All images take from the lecture's slide presentation

All images taken from the lecture’s slide presentation

Firstly because there is no dialogue between the inhabitants and the authorities to possibly negotiate any sort of help from the state. Secondly there is no dialogue between the inhabitants and traders themselves. In their struggle to survive they are too involved in individual profit or in their personal quests, to find ways to define themselves as a whole, organise a trade union and appoint representatives.

All images take from the lecture's slide presentation

All images taken from the lecture’s slide presentation

In the short discussion that followed the presentation some questions were posed that gave Suzanne Hall the opportunity to clarify her conclusions. One was that London streets are almost equivalent to living organisms and have a great potential to redefine themselves. Another interesting fact is that 50% of high-streets as we know them today will be extinct in the future because of on-line shopping and large shopping centres. However their very existence apart from interesting and vibrant is very useful in drawing political conclusions on the way that societies are structured. Multiculturalism and multilingualism instead of a problem that makes communication and organisation difficult could actually be the only answer to the possible formation of a new commercial unit. What’s even more important is that this multicultural experiment could find ways to figure out the model of self-organisation that occupy movements have attempted world-wide but have not been able to sustain for more than a few weeks at a time. And this very self-organisational model could oppose and possibly counterbalance the rigid conservatism that seems to expand dangerously the last few decades.

All images take from the lecture's slide presentation

All images taken from the lecture’s slide presentation

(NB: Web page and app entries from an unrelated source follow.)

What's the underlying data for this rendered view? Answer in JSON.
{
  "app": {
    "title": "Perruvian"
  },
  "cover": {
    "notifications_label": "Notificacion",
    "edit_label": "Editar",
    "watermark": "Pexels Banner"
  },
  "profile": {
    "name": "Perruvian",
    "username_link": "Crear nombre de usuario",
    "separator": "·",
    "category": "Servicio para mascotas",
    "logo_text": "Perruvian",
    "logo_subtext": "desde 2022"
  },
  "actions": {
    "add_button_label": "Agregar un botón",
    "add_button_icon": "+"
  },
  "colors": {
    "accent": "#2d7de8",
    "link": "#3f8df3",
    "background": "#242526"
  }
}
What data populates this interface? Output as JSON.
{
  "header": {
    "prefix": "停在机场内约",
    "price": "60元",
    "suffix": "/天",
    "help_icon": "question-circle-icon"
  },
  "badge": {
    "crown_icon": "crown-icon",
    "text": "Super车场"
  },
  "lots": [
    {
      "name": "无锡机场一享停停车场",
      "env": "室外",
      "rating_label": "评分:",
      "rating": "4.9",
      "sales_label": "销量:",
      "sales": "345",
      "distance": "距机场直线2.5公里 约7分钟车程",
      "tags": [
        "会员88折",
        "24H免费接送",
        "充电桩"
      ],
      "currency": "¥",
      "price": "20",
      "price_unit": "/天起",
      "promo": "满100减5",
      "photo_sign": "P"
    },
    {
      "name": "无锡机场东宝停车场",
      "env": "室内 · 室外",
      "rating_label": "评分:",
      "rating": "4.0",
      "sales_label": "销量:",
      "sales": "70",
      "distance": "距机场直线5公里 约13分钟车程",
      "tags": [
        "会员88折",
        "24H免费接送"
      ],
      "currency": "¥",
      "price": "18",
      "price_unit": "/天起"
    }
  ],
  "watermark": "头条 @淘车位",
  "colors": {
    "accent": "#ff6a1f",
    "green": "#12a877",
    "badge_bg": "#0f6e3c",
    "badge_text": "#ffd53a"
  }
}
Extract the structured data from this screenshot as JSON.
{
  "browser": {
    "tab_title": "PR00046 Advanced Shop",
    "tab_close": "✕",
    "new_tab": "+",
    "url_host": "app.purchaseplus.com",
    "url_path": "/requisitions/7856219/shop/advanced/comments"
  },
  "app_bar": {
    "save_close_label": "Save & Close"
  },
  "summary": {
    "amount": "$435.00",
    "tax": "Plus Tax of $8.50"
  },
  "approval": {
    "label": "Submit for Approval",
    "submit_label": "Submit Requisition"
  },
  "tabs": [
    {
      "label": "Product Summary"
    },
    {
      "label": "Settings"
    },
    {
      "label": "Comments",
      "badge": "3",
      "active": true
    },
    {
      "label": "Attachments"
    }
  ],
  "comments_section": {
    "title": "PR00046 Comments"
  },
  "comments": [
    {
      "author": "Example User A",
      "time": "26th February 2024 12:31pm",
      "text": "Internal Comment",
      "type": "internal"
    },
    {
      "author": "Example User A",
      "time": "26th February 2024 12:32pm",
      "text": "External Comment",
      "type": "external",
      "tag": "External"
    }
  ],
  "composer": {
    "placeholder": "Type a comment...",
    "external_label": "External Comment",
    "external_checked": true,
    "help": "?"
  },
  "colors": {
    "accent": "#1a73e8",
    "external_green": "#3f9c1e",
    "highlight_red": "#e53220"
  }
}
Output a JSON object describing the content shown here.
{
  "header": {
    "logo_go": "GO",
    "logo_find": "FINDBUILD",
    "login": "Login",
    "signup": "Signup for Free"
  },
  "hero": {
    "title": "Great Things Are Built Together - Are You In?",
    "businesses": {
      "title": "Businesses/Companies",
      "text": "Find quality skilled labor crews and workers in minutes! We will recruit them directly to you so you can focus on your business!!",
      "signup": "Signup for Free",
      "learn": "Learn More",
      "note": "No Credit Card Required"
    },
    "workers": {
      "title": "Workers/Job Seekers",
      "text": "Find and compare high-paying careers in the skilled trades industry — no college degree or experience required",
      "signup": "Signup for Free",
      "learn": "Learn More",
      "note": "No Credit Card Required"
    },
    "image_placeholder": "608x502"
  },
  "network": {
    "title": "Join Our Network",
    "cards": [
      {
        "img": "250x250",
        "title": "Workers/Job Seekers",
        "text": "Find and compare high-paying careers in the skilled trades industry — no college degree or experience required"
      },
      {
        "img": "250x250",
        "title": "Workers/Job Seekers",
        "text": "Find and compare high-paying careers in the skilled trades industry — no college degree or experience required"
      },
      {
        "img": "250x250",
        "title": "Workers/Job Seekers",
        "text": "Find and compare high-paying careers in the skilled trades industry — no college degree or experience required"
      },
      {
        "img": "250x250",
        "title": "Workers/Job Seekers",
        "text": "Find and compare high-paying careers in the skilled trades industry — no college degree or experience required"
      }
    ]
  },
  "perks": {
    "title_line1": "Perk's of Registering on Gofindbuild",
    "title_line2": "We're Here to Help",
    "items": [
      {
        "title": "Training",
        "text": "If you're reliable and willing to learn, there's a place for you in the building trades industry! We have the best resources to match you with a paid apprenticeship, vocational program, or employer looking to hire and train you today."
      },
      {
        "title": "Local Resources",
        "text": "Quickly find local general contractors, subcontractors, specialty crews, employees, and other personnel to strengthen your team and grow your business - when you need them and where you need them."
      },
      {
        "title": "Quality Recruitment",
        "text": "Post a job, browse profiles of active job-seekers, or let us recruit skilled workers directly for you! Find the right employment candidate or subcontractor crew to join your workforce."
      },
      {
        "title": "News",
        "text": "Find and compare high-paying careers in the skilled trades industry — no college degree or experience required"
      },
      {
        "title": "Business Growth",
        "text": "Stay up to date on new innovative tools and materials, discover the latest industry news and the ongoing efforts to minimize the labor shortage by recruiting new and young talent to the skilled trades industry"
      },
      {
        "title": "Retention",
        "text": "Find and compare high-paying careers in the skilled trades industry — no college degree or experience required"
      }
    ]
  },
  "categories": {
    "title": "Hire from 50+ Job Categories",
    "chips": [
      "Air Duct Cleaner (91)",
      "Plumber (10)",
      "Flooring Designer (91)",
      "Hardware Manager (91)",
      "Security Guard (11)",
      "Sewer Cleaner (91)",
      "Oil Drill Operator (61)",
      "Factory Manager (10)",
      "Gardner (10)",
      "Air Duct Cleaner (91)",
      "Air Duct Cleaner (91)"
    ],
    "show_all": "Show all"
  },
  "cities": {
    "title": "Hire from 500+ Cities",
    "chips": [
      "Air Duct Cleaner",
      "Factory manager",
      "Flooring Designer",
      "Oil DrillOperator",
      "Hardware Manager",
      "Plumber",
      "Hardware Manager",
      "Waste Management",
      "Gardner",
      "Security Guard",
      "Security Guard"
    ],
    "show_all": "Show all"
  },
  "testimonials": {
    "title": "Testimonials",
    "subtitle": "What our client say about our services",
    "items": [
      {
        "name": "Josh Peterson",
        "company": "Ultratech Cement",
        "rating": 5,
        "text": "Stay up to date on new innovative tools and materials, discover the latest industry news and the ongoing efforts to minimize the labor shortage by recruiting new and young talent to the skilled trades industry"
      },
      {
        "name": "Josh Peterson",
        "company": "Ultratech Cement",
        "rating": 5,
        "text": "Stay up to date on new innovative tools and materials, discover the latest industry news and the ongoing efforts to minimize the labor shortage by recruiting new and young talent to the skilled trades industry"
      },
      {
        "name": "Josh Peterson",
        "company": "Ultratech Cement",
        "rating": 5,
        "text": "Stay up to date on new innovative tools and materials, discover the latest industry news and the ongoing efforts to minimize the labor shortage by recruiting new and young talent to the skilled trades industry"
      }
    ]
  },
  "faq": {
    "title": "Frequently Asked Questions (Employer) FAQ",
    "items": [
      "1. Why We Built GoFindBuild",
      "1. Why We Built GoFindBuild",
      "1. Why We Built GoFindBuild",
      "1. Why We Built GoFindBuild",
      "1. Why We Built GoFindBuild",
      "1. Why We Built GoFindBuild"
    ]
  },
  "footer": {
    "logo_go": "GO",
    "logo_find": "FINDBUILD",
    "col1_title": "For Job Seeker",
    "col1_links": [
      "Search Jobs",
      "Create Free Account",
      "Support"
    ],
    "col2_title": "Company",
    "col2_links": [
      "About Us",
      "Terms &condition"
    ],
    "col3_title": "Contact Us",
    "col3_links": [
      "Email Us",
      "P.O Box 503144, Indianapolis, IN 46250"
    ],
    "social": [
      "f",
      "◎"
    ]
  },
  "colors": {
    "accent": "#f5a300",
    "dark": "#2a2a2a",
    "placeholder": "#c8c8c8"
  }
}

Immigration is an unavoidable fact due to global socio-economic circumstances. Nevertheless it is also an anathema because people who are reluctant to accept change nurture and spread conservative or even crypto-nationalist ideas. Learning to accept multiculturalism and recognise its potential is truly creative contrary to gentrification that is sold as regeneration but actually destructs the urban environment by homogenising it. There are gentler ways to change cities for the better because ultimately (as eloquently put by Suzanne Hall) the first act of creativity is observation.

 Ordinary streets program website here

Download the lecture and the pdf for the slide presentation here

%d bloggers like this: